I have given workshops for parents, carers and families on supporting reading at home for over twenty years (this one was in a very deprived area of London), so family literacy is a subject very close to my heart. It is also incredibly important. All the research I have done for my courses on family literacy shows that family support for, involvement in and encouragement of reading has enormous impact on children’s attitudes to and attainment in literacy and wider learning. These are some of the reports and websites I have found useful in terms of data and good ideas for fostering family literacy:
- Campaign for Learning
- Discovering new worlds: linking family activities and events to further learning, Campaign for Learning
- Family engagement: a toolkit for schools, National Literacy Trust
- Family learning, an evaluation of the benefits of family learning for participants, their families and the wider community, Ofsted
- Family learning and museums, libraries, archives and the cultural sector: embedding a strategic approach to working together, NIACE

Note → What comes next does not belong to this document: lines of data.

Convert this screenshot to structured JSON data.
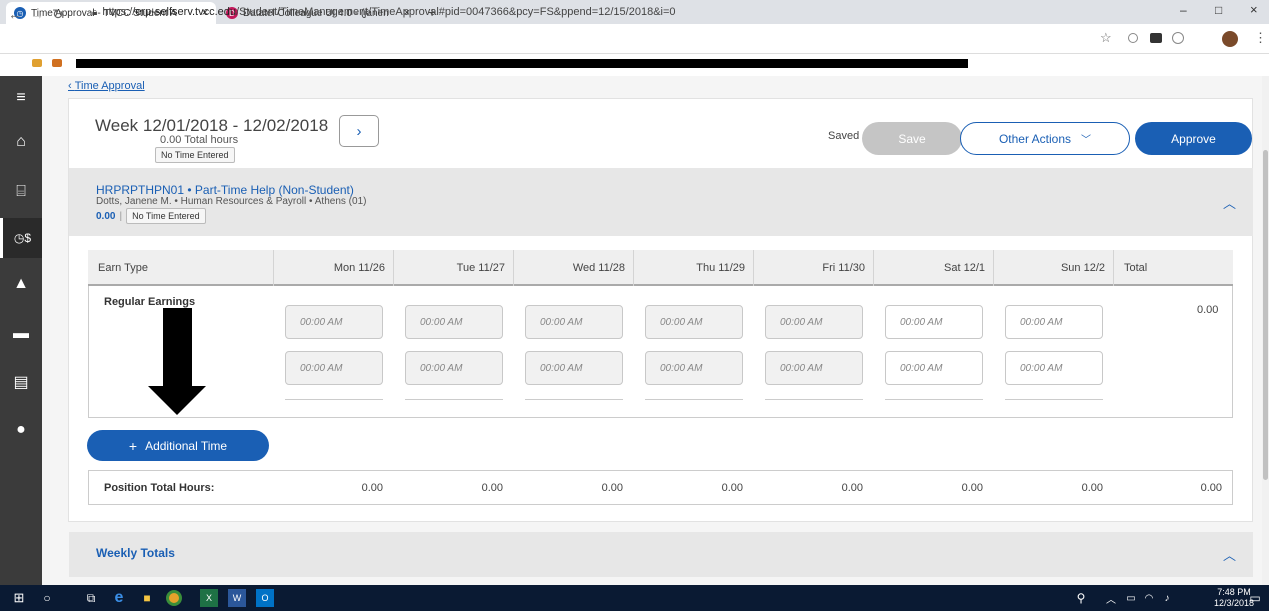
{
  "browser": {
    "tabs": [
      {
        "title": "Time Approval - TVCC Student A",
        "close": "×"
      },
      {
        "title": "Datatel Colleague UI 4.0 - (janen",
        "close": "×"
      }
    ],
    "new_tab": "+",
    "url_prefix": "https://",
    "url_host": "erp-selfserv.tvcc.edu",
    "url_path": "/Student/TimeManagement/TimeApproval#pid=0047366&pcy=FS&ppend=12/15/2018&i=0",
    "window_controls": [
      "–",
      "□",
      "×"
    ]
  },
  "page": {
    "back_link": "Time Approval",
    "week_title": "Week 12/01/2018 - 12/02/2018",
    "total_hours": "0.00 Total hours",
    "status_badge": "No Time Entered",
    "saved_label": "Saved",
    "save_button": "Save",
    "other_actions_button": "Other Actions",
    "approve_button": "Approve",
    "position": {
      "title": "HRPRPTHPN01 • Part-Time Help (Non-Student)",
      "subtitle": "Dotts, Janene M. • Human Resources & Payroll • Athens (01)",
      "hours": "0.00",
      "status": "No Time Entered"
    },
    "grid": {
      "headers": [
        "Earn Type",
        "Mon 11/26",
        "Tue 11/27",
        "Wed 11/28",
        "Thu 11/29",
        "Fri 11/30",
        "Sat 12/1",
        "Sun 12/2",
        "Total"
      ],
      "earn_type": "Regular Earnings",
      "placeholder": "00:00 AM",
      "row_total": "0.00"
    },
    "additional_time_button": "Additional Time",
    "position_total_label": "Position Total Hours:",
    "position_totals": [
      "0.00",
      "0.00",
      "0.00",
      "0.00",
      "0.00",
      "0.00",
      "0.00",
      "0.00"
    ],
    "weekly_totals": "Weekly Totals"
  },
  "taskbar": {
    "time": "7:48 PM",
    "date": "12/3/2018"
  },
  "colors": {
    "accent": "#1a5fb4",
    "sidebar": "#3b3b3b",
    "taskbar": "#0a1a33"
  }
}
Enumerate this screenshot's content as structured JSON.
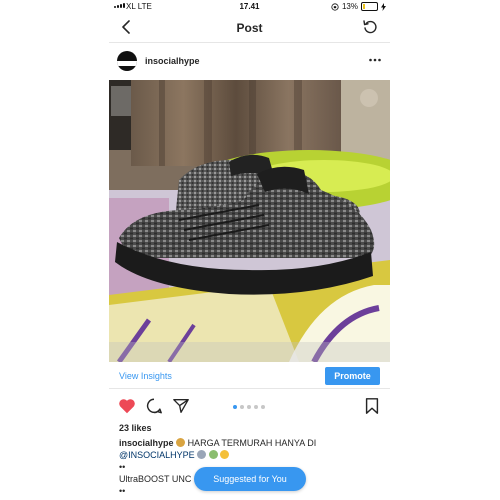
{
  "status_bar": {
    "carrier": "XL  LTE",
    "time": "17.41",
    "battery": "13%",
    "battery_level": 0.13
  },
  "nav": {
    "title": "Post",
    "back_icon": "chevron-left-icon",
    "refresh_icon": "refresh-icon"
  },
  "post": {
    "username": "insocialhype",
    "more_icon": "more-horizontal-icon",
    "insights_label": "View Insights",
    "promote_label": "Promote",
    "likes": "23 likes",
    "caption": {
      "user": "insocialhype",
      "line1": "HARGA TERMURAH HANYA DI",
      "mention": "@INSOCIALHYPE",
      "dots1": "••",
      "line3": "UltraBOOST UNC",
      "dots2": "••"
    },
    "carousel": {
      "count": 5,
      "active": 1
    }
  },
  "floating": {
    "suggested_label": "Suggested for You"
  },
  "colors": {
    "accent": "#3897f0",
    "heart": "#ed4956",
    "battery": "#e9c21b"
  }
}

- Family Learning Works: The Inquiry into Family Learning in England and Wales, NIACE
- Family Matters: The Importance of Family Support for Young People’s Reading, National Literacy Trust
- Talk to your Baby
- Words for Life
I love hearing imaginative ways of supporting family reading. On a recent course a literacy coordinator in a school with little family involvement told us all about a great half-term challenge. Children and families did all sorts of everyday reading together like following recipes, reading maps, reading emails. They came back to school with wonderful portfolios full of pictures, videos and written work, and, more importantly, increased enthusiasm for reading. This week the Commons Education Select Committee heard from headteacher David Jones about the difficulty of engaging parents in reading initiatives, and how his school got round this. The clip is 19 minutes in. A different strategy used by a school where I gave a workshop was also very successful. They had a whole afternoon and evening of interesting reading-related activities, including demonstrations in every classroom. Their way of reaching the parents and carers they never normally see? All the demonstrators were their children!
Finally, if any proof is needed of the joy of family reading, here is a delightful video of a father and baby laughing together over a book.